Former Mossad head Yossi Cohen acknowledged in an interview with Haaretz on Sunday that Iran has been enriching more uranium since the American withdrawal from the 2015 nuclear deal.
Cohen was interviewed by Haaretz editor-in-chief Aluf Benn at the Haaretz-UCLA Y&S Nazarian Center conference on Israeli National Security. When the two discussed former US President Donald Trump’s decision to withdraw from the deal, and former Prime Minister Benjamin Netanyahu’s encouragement of such a step, Benn noted that ever since that step, Iran has been enriching more uranium than before. Cohen replied, “That’s true.”

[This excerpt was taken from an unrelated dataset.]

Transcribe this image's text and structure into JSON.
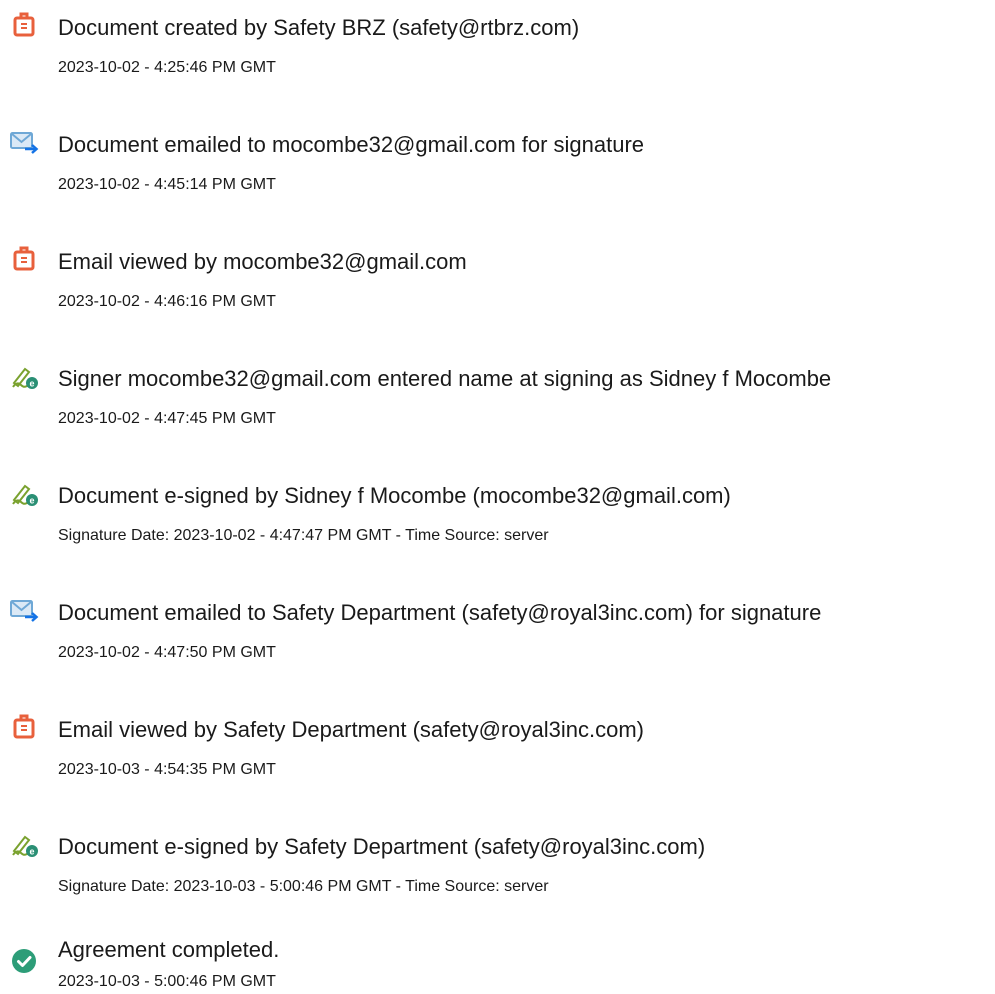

Cohen was asked about the fact that several of his predecessors, such as former Mossad chiefs Ephraim Halevy and Tamir Pardo, criticized Netanyahu for pushing Trump to withdraw from the deal. Cohen, as Mossad chief, oversaw an operation in 2018 to get ahold of Iran’s nuclear archive, which helped convince Trump to withdraw from the deal.
“We had shown the Americans and the world that Iran lied all the way to the deal,” Cohen replied. “Iran wasn’t coming clean on many issues that were hidden from the world.”
With regard to operations that the Mossad reportedly conducted deep inside Iran during his tenure at the helm of the agency, Cohen said, “You can damage and slow down their capabilities. Everything that we, according to foreign press reports, did in Iran, was to make sure that they keep enough of a distance in terms of capabilities.”
He added, however, that the main problem remains Iran’s leaders’ intentions, which cannot be changed by clandestine activities.
Cohen also said that he is skeptical that an agreement will emerge from the negotiations that are about to begin in Vienna because Ebrahim Raisi, the recently elected president of Iran, is “not the same face of Iran that [his predecessor] Hassan Rouhani was. He is much more extreme in his regional views, and I’m not sure Iran will agree to a deal.”
Cohen described the negotiations as “motion with a lot of emotion,” but with only a small chance for actual success.
Despite the assessments of some former senior officials that it is now too late to stop Iran from becoming a nuclear threshold state, Cohen said that “it’s never too late. We have to adapt, in our minds, to the statement that Israel will never let the Iranians hold a military nuclear capability.”
Responding to a question about Israel’s ability to carry out a military strike against Iran by itself, Cohen said, “I think Israel should have the ability to fight this aspect alone, like we did twice in the past in Iraq and Syria.”
The interview with Cohen comes ahead of the resumption of nuclear talks between Iran and world powers on November 29.
Iran has demanded that the US lift sanctions imposed on Iran as part of the nuclear talks and also reassure Iran it will not abandon the deal again.